Some fighting the slowly changing power dynamics are just plain racists who want to maintain white supremacy because they believe in white supremacy. However, I am not going to call all those fighting the teaching of systemic racism racist because I don’t think that is the case. What is happening is that those benefiting from the current power structure believe that chipping away at white supremacy means that white people are suddenly not going to maintain the tremendous privilege that they have enjoyed over the last 400 hundred years. They think power is a zero-sum game where if some people gain then others must lose. They fear that as our nation gets browner and those brown people gain a little bit of power, then they as white people will no longer have advantages.
But this is a false dichotomy. Power is not a zero-sum game. Especially if we teach about power and the effects of systemic racism in the proper way. We need to teach younger generations that systemic racism does exist and has been at play since the first European ships landed on these shores. We need to teach them that this systemic racism has prevented historically disadvantaged people from broadly experiencing the American Dream. We need to teach them that as previously disadvantaged groups (Germans, Irish, Italians, etc.) became accepted into a place of power, those in power didn’t lose their power or advantage but that it was widely experienced by all. We need to teach them that there is plenty of room at the table to share power and that dismantling systemic racism benefits us all. Then, maybe, we can actually live up to the promise of America.

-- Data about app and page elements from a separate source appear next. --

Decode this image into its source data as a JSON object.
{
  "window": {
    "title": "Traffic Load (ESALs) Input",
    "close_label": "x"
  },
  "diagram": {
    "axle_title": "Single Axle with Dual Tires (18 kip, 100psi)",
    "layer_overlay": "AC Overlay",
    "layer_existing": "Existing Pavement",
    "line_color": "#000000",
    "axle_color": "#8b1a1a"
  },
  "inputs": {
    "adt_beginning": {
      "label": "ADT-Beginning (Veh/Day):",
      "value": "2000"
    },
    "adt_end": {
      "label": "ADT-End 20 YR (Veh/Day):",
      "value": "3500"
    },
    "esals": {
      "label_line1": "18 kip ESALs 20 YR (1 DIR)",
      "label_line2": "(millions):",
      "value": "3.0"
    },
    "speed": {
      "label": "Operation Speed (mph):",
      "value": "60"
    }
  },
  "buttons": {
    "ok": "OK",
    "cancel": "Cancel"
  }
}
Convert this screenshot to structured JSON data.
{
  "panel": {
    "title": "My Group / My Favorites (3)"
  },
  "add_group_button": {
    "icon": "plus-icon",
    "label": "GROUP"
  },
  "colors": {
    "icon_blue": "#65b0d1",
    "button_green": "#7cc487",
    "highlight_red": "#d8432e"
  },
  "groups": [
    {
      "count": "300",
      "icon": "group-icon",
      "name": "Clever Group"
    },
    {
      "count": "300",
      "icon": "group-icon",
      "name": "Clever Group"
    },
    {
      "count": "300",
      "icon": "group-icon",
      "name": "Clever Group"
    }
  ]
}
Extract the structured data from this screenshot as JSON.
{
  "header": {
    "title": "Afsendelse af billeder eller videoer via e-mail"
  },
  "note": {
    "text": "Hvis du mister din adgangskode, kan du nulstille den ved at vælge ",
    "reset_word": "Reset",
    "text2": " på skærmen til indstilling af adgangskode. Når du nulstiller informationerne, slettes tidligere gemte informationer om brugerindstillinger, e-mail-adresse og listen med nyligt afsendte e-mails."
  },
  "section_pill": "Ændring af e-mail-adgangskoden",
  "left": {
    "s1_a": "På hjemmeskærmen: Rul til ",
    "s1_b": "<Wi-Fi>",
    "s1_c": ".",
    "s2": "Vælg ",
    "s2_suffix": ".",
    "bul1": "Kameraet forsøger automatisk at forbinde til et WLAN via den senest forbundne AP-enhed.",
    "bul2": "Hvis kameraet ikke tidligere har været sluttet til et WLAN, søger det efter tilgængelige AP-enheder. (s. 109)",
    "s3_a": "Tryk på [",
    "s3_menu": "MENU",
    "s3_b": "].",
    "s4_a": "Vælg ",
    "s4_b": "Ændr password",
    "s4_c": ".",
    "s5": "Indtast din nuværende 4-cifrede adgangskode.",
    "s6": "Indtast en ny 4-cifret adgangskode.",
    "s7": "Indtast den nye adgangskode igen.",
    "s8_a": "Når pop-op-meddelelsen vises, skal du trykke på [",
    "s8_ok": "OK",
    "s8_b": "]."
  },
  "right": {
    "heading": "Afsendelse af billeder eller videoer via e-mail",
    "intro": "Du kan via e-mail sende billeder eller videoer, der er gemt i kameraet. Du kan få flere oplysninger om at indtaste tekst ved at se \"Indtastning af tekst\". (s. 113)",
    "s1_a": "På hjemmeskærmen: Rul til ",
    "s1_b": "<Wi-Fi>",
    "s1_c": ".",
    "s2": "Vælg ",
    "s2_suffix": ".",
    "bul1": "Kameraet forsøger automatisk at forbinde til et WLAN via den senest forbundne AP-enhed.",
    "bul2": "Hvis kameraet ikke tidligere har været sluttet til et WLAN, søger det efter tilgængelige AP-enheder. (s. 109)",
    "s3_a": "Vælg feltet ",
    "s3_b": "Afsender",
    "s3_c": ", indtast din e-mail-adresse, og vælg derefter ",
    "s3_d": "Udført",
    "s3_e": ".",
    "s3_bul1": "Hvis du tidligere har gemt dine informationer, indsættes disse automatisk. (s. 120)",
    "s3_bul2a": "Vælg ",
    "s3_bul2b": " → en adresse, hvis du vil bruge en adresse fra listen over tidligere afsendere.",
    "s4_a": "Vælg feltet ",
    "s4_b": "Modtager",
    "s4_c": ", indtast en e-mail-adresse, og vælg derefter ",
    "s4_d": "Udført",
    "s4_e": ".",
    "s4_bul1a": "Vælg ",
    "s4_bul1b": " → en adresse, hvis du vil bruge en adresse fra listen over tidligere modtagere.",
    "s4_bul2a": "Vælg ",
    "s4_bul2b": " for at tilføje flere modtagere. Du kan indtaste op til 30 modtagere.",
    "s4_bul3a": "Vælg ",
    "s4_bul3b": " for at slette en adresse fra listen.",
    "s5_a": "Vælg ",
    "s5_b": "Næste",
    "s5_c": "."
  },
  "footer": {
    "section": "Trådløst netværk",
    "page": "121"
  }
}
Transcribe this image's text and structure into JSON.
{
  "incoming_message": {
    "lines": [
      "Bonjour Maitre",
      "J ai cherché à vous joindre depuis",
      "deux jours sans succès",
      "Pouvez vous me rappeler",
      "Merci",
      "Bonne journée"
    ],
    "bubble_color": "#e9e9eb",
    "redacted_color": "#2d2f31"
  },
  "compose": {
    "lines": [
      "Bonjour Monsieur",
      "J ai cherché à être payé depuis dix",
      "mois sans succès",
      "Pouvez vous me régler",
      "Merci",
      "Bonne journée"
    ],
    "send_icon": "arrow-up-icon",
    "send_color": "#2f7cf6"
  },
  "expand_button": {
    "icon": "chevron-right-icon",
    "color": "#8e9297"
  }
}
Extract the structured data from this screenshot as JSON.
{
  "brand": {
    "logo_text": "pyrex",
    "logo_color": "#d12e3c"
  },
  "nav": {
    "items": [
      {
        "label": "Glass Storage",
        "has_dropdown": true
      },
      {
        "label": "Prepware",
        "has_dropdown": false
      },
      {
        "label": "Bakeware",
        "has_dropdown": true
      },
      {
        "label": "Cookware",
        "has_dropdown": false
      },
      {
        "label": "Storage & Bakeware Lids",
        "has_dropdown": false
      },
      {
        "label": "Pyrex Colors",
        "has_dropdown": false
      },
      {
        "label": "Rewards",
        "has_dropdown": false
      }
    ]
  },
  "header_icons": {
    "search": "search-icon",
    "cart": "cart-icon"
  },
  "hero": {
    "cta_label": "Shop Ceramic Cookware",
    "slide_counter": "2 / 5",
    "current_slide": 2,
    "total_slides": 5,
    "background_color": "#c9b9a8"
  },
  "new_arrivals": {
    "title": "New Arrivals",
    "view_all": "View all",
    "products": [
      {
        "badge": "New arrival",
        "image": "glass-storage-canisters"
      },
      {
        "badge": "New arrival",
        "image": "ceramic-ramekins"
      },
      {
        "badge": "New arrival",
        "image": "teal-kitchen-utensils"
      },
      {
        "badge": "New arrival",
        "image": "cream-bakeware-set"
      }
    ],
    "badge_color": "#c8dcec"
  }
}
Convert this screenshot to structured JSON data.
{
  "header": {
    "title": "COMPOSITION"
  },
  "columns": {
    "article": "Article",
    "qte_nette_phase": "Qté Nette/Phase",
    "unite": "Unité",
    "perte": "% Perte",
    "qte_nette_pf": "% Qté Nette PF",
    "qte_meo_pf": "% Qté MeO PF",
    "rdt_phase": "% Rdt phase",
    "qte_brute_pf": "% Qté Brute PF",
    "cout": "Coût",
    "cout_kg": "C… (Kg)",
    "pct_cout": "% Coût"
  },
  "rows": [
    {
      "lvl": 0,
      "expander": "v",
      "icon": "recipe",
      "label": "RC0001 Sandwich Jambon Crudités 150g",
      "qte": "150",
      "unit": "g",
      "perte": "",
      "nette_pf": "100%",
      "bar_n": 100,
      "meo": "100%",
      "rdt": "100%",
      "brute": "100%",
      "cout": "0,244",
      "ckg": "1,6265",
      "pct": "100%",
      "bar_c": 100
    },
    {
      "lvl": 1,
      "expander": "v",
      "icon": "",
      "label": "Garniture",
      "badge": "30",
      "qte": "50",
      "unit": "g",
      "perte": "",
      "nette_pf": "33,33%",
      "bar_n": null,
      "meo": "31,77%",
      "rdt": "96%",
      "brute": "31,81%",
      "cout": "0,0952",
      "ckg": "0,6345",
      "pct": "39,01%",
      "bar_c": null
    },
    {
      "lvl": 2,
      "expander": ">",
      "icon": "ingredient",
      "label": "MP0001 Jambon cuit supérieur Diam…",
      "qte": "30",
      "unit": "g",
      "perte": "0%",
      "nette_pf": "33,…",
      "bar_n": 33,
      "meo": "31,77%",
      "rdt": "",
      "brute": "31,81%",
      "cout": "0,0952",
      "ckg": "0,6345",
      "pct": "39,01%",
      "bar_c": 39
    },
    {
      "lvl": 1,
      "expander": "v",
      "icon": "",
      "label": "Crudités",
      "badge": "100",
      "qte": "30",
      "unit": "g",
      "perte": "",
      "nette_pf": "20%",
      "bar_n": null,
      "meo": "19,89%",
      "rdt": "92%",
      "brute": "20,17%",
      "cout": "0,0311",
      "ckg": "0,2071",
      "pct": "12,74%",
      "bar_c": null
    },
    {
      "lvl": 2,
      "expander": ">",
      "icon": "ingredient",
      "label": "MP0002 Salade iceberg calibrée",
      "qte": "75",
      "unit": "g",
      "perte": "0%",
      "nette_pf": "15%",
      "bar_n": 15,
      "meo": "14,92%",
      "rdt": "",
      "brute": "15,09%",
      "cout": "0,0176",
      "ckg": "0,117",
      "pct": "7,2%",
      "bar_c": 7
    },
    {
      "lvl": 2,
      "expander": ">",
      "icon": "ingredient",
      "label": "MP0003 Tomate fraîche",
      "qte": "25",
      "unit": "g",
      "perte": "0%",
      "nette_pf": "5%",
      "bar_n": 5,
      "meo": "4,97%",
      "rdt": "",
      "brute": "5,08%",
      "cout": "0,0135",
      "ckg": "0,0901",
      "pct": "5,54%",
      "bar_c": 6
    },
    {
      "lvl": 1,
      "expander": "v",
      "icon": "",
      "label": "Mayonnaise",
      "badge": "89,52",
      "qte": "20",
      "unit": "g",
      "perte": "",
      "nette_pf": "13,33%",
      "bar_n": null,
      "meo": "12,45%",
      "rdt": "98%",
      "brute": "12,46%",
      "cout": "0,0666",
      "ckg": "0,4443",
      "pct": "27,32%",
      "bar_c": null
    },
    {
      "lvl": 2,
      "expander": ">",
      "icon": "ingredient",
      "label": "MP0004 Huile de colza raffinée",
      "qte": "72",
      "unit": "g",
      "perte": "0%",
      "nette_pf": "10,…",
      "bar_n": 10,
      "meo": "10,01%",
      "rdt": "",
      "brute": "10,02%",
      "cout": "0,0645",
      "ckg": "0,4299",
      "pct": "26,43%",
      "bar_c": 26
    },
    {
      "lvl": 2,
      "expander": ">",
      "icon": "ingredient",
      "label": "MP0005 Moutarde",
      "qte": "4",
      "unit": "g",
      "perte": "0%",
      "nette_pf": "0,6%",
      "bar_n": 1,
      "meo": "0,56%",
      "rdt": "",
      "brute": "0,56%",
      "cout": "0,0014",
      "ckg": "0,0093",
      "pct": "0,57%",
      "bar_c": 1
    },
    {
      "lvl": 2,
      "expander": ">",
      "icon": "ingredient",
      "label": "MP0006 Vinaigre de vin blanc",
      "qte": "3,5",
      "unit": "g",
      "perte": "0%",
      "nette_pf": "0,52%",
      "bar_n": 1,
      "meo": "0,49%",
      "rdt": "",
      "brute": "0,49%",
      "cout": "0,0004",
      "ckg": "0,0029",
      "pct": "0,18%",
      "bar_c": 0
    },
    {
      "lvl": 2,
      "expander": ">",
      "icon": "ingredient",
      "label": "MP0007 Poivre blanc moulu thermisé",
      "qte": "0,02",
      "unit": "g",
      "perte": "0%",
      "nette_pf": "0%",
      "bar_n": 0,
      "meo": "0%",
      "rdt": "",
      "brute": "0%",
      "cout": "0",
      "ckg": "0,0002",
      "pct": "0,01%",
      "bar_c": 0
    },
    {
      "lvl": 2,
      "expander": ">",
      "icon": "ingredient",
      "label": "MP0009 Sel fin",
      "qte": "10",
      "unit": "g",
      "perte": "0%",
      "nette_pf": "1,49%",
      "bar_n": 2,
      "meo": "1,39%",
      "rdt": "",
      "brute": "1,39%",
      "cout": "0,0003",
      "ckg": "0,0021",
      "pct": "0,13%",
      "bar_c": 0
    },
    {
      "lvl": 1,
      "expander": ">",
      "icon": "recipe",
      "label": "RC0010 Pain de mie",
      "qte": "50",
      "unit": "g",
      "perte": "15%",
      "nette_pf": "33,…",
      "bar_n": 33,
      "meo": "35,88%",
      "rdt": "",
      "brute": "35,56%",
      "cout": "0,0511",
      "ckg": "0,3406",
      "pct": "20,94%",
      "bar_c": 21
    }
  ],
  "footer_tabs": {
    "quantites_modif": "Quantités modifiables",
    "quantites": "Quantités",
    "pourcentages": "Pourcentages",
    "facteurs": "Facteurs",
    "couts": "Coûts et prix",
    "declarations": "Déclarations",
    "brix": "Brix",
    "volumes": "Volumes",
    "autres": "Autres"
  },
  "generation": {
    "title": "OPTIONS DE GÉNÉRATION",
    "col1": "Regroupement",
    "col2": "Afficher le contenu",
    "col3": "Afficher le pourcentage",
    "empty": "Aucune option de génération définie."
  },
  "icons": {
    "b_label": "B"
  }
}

Learn more about Vinny’s work to help close opportunity gaps in education on our investing for educational impact page.